The blue-chip CSI300 index fell 3.1% to 4,100.07, and the Shanghai Composite Index lost 2.6% to 3,167.13.
The Hang Seng index fell 3% to 21,208.30, and the China Enterprises Index lost 3.8% at 7,208.49 points.
The four indexes all posted their biggest declines since March 15.
Mainland China reported 1,184 new confirmed coronavirus cases and 26,411 new asymptomatic cases on April 10.
“With the government doggedly sticking to its COVID-zero policy, fears are increasing that an extended lockdown in the country, which may spread to other major industrial cities, will darken an already cloudy outlook for China’s growth,” OANDA senior market analyst Jeffrey Halley said.
Electric vehicle maker Nio Inc suspended production as China faces its worst coronavirus outbreak in two years, while battery giant Contemporary Amperex Technology (CATL) implemented a “closed-loop management” system at its main factory to keep production going.
Shares of Nio plunged 11.4% in Hong Kong, while CATL lost 7.3% in Shenzhen.
EV makers in China produced far fewer cars in total than expected in March, due to strict pandemic curbs.
Further weighing on sentiment, data showed China’s factory-gate and consumer prices rose faster than expected in March, raising questions among some analysts about how much its central bank will be able to ease monetary policy.
Also, yields on China’s 10-year government bonds fell below US Treasury yields for the first time in 12 years, dimming the attractiveness of yuan-denominated assets.

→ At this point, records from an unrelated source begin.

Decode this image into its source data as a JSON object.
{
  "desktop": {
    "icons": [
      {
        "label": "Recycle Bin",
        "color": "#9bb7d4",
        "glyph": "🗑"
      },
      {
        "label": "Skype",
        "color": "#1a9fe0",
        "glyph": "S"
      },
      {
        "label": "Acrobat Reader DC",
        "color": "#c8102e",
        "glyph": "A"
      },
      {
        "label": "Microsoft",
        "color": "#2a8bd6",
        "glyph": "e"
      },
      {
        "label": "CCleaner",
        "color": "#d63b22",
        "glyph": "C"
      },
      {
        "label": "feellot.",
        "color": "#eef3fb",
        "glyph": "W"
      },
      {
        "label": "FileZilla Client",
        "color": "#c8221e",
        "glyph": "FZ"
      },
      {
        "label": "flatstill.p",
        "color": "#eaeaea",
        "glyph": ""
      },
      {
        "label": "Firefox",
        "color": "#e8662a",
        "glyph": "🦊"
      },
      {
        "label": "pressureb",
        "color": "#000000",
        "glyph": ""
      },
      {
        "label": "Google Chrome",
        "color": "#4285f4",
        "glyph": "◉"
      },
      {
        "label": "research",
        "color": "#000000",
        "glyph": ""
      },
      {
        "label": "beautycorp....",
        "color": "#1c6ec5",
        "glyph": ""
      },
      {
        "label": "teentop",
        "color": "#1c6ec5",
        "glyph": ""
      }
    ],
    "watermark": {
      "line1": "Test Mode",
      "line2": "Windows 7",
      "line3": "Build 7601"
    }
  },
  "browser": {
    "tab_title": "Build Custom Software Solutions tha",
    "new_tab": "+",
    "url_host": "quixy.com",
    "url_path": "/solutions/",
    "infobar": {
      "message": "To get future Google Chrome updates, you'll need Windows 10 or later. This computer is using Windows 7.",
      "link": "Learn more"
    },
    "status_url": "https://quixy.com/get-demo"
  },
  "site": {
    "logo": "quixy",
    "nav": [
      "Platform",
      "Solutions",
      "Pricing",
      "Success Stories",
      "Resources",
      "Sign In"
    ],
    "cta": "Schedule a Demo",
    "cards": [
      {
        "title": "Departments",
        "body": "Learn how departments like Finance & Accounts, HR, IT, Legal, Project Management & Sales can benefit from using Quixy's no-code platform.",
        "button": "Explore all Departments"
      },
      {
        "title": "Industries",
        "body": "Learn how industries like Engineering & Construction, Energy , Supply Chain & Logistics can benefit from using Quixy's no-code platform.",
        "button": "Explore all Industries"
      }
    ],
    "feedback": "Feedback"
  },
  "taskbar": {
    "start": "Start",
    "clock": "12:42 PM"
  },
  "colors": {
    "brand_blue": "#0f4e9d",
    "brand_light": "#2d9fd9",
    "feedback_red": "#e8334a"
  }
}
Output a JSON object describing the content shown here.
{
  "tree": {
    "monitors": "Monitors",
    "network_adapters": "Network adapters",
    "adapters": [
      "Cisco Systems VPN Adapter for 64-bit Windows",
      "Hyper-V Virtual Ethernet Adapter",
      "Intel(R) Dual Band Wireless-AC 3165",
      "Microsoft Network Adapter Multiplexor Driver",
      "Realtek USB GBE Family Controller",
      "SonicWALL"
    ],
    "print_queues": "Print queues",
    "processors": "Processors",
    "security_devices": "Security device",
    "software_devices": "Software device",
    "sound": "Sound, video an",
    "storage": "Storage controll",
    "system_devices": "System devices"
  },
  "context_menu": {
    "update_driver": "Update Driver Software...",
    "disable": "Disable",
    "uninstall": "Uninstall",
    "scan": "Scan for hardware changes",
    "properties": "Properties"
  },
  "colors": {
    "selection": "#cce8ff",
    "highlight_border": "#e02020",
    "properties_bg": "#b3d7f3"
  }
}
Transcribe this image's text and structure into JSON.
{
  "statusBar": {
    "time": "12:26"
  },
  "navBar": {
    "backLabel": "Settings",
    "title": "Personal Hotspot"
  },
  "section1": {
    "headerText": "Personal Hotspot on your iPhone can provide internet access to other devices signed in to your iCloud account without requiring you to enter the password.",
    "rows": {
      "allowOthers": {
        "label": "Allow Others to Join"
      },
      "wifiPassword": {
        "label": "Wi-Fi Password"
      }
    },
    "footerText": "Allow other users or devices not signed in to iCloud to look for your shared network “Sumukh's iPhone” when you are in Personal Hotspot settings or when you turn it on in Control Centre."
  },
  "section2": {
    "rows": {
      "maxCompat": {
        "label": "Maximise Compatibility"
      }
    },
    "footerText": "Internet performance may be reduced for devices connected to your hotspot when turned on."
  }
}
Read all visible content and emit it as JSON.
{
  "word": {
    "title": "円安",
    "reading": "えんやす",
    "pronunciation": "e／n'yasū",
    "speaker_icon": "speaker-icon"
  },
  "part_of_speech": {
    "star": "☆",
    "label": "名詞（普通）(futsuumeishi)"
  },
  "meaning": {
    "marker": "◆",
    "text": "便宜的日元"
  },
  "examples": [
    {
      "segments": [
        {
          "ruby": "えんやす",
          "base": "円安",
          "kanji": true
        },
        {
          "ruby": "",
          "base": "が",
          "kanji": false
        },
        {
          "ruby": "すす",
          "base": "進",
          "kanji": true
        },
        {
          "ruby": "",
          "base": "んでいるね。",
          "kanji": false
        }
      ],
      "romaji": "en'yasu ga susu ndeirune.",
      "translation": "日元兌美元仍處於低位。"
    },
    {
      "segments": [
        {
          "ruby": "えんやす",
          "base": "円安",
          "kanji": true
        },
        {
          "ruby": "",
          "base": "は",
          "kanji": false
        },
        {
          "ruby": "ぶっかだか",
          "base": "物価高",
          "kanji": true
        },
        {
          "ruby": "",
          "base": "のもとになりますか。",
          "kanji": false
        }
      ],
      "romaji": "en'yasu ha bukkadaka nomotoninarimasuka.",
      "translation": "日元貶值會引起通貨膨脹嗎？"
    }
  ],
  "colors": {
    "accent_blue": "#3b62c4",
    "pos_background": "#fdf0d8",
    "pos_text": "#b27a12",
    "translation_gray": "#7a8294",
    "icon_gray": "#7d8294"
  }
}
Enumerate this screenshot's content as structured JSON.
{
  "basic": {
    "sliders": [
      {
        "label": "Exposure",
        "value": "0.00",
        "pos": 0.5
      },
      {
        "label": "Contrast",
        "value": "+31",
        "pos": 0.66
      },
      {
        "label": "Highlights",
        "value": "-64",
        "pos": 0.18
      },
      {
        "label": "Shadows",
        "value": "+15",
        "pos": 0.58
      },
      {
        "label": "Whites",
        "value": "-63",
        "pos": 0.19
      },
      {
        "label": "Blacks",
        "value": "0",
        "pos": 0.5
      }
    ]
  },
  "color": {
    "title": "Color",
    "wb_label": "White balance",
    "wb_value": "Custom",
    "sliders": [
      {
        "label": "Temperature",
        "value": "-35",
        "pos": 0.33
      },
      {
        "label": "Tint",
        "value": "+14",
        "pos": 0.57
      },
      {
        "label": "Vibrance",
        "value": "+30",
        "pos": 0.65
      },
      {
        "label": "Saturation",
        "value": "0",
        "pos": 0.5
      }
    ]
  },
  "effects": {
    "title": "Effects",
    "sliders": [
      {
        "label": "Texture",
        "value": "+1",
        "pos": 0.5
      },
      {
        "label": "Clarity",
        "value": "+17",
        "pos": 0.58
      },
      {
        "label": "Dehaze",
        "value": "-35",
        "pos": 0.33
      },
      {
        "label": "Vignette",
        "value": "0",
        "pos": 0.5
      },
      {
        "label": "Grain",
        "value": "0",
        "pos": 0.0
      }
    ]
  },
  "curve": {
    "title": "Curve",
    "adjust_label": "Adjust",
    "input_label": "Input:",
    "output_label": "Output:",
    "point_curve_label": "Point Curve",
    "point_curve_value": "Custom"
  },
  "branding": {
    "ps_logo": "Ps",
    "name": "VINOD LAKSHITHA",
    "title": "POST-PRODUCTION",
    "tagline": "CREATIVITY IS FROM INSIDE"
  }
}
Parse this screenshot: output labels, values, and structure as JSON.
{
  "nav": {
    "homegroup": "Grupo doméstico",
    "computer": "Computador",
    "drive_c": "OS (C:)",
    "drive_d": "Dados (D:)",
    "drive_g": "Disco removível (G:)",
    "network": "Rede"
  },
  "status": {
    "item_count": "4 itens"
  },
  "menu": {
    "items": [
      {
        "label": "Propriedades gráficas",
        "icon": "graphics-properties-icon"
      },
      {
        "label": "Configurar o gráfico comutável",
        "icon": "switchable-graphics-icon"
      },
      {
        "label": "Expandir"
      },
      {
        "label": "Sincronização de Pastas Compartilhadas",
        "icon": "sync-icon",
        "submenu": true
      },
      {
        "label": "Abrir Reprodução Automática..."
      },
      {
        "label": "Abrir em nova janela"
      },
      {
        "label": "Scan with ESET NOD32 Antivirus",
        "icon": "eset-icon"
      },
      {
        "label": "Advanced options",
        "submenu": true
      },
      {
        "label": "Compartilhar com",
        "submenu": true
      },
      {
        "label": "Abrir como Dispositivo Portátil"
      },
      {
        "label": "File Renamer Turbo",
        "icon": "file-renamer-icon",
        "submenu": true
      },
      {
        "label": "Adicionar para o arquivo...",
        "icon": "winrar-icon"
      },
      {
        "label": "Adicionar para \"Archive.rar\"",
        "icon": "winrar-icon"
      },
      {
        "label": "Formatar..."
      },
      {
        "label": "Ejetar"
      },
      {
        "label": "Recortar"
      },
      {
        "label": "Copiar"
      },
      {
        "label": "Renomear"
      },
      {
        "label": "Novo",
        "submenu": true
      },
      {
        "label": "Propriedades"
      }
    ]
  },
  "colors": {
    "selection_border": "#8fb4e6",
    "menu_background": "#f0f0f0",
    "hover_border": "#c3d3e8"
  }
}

Outflows through the Northbound leg of Stock Connect totalled 2.87 billion yuan ($450 million), according to Refinitiv data.
China will step up policy measures in a timely way to support the economy while studying new stimulus plans, state media on Friday quoted Premier Li Keqiang as saying.
Shares of new-energy firms slipped 5.5%, new energy vehicles plunged 6.5% and automobiles declined 4.7%.
Stocks in semiconductors and non-ferrous metals tumbled roughly 5% each, while consumer staples and real estate developers lost 1.7% and 2.6%, respectively.
Tech giants listed in Hong Kong tumbled 5.2%, with video and livestreaming platform Bilibi down 13.2%. Index heavyweights Meituan and Alibaba retreated more than 5% each, and Tencent was down 4.3%.
Hong Kong-listed shares of mainland property developers lost 4.1%. Zhenro Properties declined 12.5% as it missed interest payments on two offshore bonds and expected four more defaults in the coming months due to the lockdown in Shanghai. The consumer discretionary subindex ended down 5.3%.